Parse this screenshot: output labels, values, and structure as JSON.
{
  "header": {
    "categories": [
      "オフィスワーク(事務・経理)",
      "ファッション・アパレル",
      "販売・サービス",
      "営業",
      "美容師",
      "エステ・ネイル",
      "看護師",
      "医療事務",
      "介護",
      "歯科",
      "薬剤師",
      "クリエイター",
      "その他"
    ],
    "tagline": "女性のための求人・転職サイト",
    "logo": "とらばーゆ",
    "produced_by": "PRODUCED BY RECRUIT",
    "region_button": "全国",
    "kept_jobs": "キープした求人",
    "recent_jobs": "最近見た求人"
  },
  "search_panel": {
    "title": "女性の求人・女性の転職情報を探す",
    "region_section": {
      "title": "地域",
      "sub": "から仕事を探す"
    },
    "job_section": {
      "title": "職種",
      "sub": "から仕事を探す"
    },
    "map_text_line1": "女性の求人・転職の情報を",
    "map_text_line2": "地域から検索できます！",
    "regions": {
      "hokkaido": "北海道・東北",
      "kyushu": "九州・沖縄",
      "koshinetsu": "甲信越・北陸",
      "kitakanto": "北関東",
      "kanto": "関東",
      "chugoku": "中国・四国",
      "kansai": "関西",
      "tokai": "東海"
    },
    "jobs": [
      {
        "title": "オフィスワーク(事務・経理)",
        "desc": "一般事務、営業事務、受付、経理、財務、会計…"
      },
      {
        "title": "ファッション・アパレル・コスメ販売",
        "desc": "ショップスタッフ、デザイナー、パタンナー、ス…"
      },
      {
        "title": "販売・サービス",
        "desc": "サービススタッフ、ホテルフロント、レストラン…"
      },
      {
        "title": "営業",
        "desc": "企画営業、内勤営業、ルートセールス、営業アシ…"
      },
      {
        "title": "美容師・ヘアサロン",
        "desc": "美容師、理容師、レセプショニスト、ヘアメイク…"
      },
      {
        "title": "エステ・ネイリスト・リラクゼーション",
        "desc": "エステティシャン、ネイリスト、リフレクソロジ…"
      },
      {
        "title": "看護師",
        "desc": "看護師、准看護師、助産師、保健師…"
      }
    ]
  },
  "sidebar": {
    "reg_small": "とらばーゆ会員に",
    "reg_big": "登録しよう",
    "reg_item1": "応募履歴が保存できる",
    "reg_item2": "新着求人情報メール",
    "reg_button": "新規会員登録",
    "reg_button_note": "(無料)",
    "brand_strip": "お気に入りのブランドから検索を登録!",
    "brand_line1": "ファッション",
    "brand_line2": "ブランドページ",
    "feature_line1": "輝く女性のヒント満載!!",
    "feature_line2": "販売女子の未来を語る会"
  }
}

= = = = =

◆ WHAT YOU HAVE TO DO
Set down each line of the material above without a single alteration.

◆ RESULT OF THE EXERCISE
Parse this screenshot: output labels, values, and structure as JSON.
{
  "header": {
    "categories": [
      "オフィスワーク(事務・経理)",
      "ファッション・アパレル",
      "販売・サービス",
      "営業",
      "美容師",
      "エステ・ネイル",
      "看護師",
      "医療事務",
      "介護",
      "歯科",
      "薬剤師",
      "クリエイター",
      "その他"
    ],
    "tagline": "女性のための求人・転職サイト",
    "logo": "とらばーゆ",
    "produced_by": "PRODUCED BY RECRUIT",
    "region_button": "全国",
    "kept_jobs": "キープした求人",
    "recent_jobs": "最近見た求人"
  },
  "search_panel": {
    "title": "女性の求人・女性の転職情報を探す",
    "region_section": {
      "title": "地域",
      "sub": "から仕事を探す"
    },
    "job_section": {
      "title": "職種",
      "sub": "から仕事を探す"
    },
    "map_text_line1": "女性の求人・転職の情報を",
    "map_text_line2": "地域から検索できます！",
    "regions": {
      "hokkaido": "北海道・東北",
      "kyushu": "九州・沖縄",
      "koshinetsu": "甲信越・北陸",
      "kitakanto": "北関東",
      "kanto": "関東",
      "chugoku": "中国・四国",
      "kansai": "関西",
      "tokai": "東海"
    },
    "jobs": [
      {
        "title": "オフィスワーク(事務・経理)",
        "desc": "一般事務、営業事務、受付、経理、財務、会計…"
      },
      {
        "title": "ファッション・アパレル・コスメ販売",
        "desc": "ショップスタッフ、デザイナー、パタンナー、ス…"
      },
      {
        "title": "販売・サービス",
        "desc": "サービススタッフ、ホテルフロント、レストラン…"
      },
      {
        "title": "営業",
        "desc": "企画営業、内勤営業、ルートセールス、営業アシ…"
      },
      {
        "title": "美容師・ヘアサロン",
        "desc": "美容師、理容師、レセプショニスト、ヘアメイク…"
      },
      {
        "title": "エステ・ネイリスト・リラクゼーション",
        "desc": "エステティシャン、ネイリスト、リフレクソロジ…"
      },
      {
        "title": "看護師",
        "desc": "看護師、准看護師、助産師、保健師…"
      }
    ]
  },
  "sidebar": {
    "reg_small": "とらばーゆ会員に",
    "reg_big": "登録しよう",
    "reg_item1": "応募履歴が保存できる",
    "reg_item2": "新着求人情報メール",
    "reg_button": "新規会員登録",
    "reg_button_note": "(無料)",
    "brand_strip": "お気に入りのブランドから検索を登録!",
    "brand_line1": "ファッション",
    "brand_line2": "ブランドページ",
    "feature_line1": "輝く女性のヒント満載!!",
    "feature_line2": "販売女子の未来を語る会"
  }
}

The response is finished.